Graduate school was a little better, but I still was at the behest of whatever rubric my professor at the time wanted to adhere to. Defending my dissertation was just a box to check.
So why did I go into nearly $60k in debt for two degrees? The bachelors degree fulfilled the requirement to be a commissioned officer in the Army, so that worked out. But otherwise? I haven’t found my place yet, and I’m treading water, seemingly making no progress.
The university system didn’t set me up for success, it set me up for false confidence in a workforce I’m not trained well enough for.
Who‘s to Blame...?
An entire generation was lied to by parents, high schools, teachers, public officials, etc. We were told we needed a degree or we’d be working at McDonald’s flipping burgers. We were conditioned to see blue collar work as undesirable and “lesser”.
Worst part about this lie? It cost an exorbitant amount of money, requiring loans through both the federal government’s FAFSA program, and private bank loans. Fresh out of high school, the system has continuously preyed on naïve 18 year olds who don’t know a damned thing about interest.
Many of us have grown up, making minimum payments and praying for another COVID deferment. Others have been financially savv, frugal, and have wisely prioritized paying off debt. I find myself somewhere in the middle.
Everyone’s situation and experience is different. But rent is increasing, houses are too expensive, gas has skyrocketed, etc. Inflation his nearing 10%.
Our nation now has an entire generation approaching their 30s, many of whom can’t afford a home or raise a child. That doesn’t bode well for our social fabric.
This doesn’t mean there’s zero personal accountability. I’m well aware of my self inflicted position with student debt. I made the choice to get my degrees. But I think the conversation about how we got here with so many struggling is important.
POTUS Makes Moves
The Biden administration has been exploring up to $50k debt forgiveness based on undisclosed parameters. According to the Washington Post, the White House is “considering income caps for eligibility for student loan relief that would exclude higher-earning Americans.”
“Biden aides have examined limiting the relief to people who earned less than either $125,000 or $150,000 as individual filers the previous year, the people said. That plan would set the threshold at around $250,000 or $300,000 for couples who file their taxes jointly, the people said. No final decisions have been made”
On principle, I don’t think it’s the Executive Branch’s purview to do so. Wiping away debt, when many have already paid theirs off also doesn’t seem fair.
Selfishly? I welcome it! Please cancel my debt. I guarantee most in my position feel the same way.
President Biden’s approval rating is a low 29%. Therefore, making people happy in the short term, leading up to the midterms and eventually the 2024 election, is a priority. He and his advisors may feel required to do something to alleviate the financial stress, but that means nothing if we also don’t discuss the roots of these issues.
Both the left and right have been too busy grandstanding with political theater on these issues rather than coming to the table with good faith arguments to solve this issue. Good ideas exist, but we’re too busy mudslinging on petty issues.

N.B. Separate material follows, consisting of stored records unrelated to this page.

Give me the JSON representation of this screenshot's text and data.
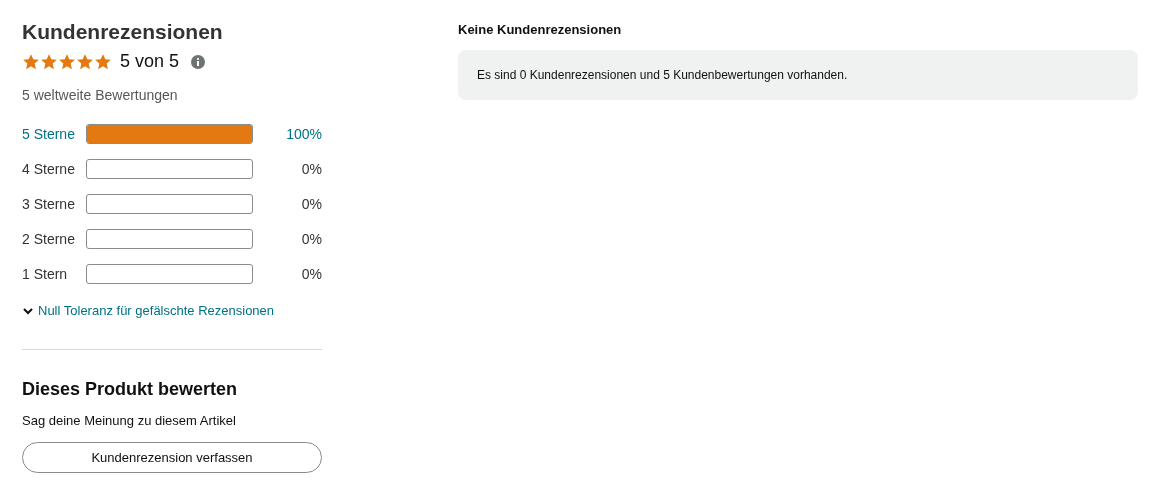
{
  "summary": {
    "title": "Kundenrezensionen",
    "stars": 5,
    "rating_text": "5 von 5",
    "total_text": "5 weltweite Bewertungen"
  },
  "histogram": [
    {
      "label": "5 Sterne",
      "level": 1,
      "percent": "100%",
      "linked": true
    },
    {
      "label": "4 Sterne",
      "level": 0,
      "percent": "0%",
      "linked": false
    },
    {
      "label": "3 Sterne",
      "level": 0,
      "percent": "0%",
      "linked": false
    },
    {
      "label": "2 Sterne",
      "level": 0,
      "percent": "0%",
      "linked": false
    },
    {
      "label": "1 Stern",
      "level": 0,
      "percent": "0%",
      "linked": false
    }
  ],
  "disclosure": {
    "label": "Null Toleranz für gefälschte Rezensionen",
    "expanded": false
  },
  "review_prompt": {
    "title": "Dieses Produkt bewerten",
    "text": "Sag deine Meinung zu diesem Artikel",
    "button": "Kundenrezension verfassen"
  },
  "reviews": {
    "title": "Keine Kundenrezensionen",
    "message": "Es sind 0 Kundenrezensionen und 5 Kundenbewertungen vorhanden."
  }
}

Is this an easy fix? Just press the button and make debt go away, and everything will be fine? No. And it’s incredibly irresponsible for it to be framed that way. But here we are with a sitting President looking to garner approval and votes for his party.
Time will tell how this plays out, but there’s no question we need an honest conversation about the student loan machine.